▶ Work to complete
State how many lines in the records hold the word "value", giving the number and no other text.

▶ Listed records
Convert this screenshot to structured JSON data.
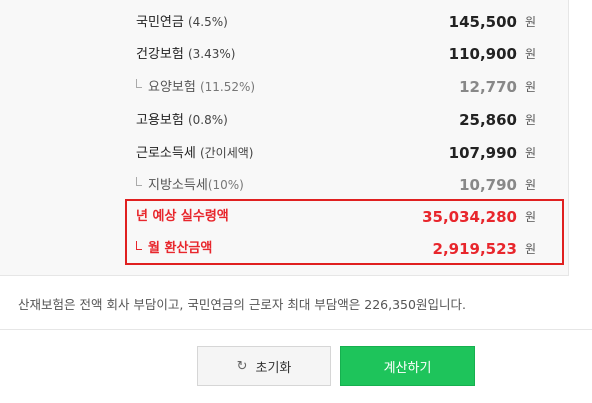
{
  "rows": [
    {
      "label": "국민연금",
      "pct": "(4.5%)",
      "value": "145,500",
      "unit": "원"
    },
    {
      "label": "건강보험",
      "pct": "(3.43%)",
      "value": "110,900",
      "unit": "원"
    },
    {
      "label": "요양보험",
      "pct": "(11.52%)",
      "value": "12,770",
      "unit": "원"
    },
    {
      "label": "고용보험",
      "pct": "(0.8%)",
      "value": "25,860",
      "unit": "원"
    },
    {
      "label": "근로소득세",
      "pct": "(간이세액)",
      "value": "107,990",
      "unit": "원"
    },
    {
      "label": "지방소득세",
      "pct": "(10%)",
      "value": "10,790",
      "unit": "원"
    }
  ],
  "results": [
    {
      "label": "년 예상 실수령액",
      "value": "35,034,280",
      "unit": "원"
    },
    {
      "label": "월 환산금액",
      "value": "2,919,523",
      "unit": "원"
    }
  ],
  "note": "산재보험은 전액 회사 부담이고, 국민연금의 근로자 최대 부담액은 226,350원입니다.",
  "buttons": {
    "reset_icon": "↻",
    "reset_label": "초기화",
    "calc_label": "계산하기"
  },
  "colors": {
    "accent_red": "#e8262c",
    "accent_green": "#1ec45b"
  }
}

▶ Answer to this task
8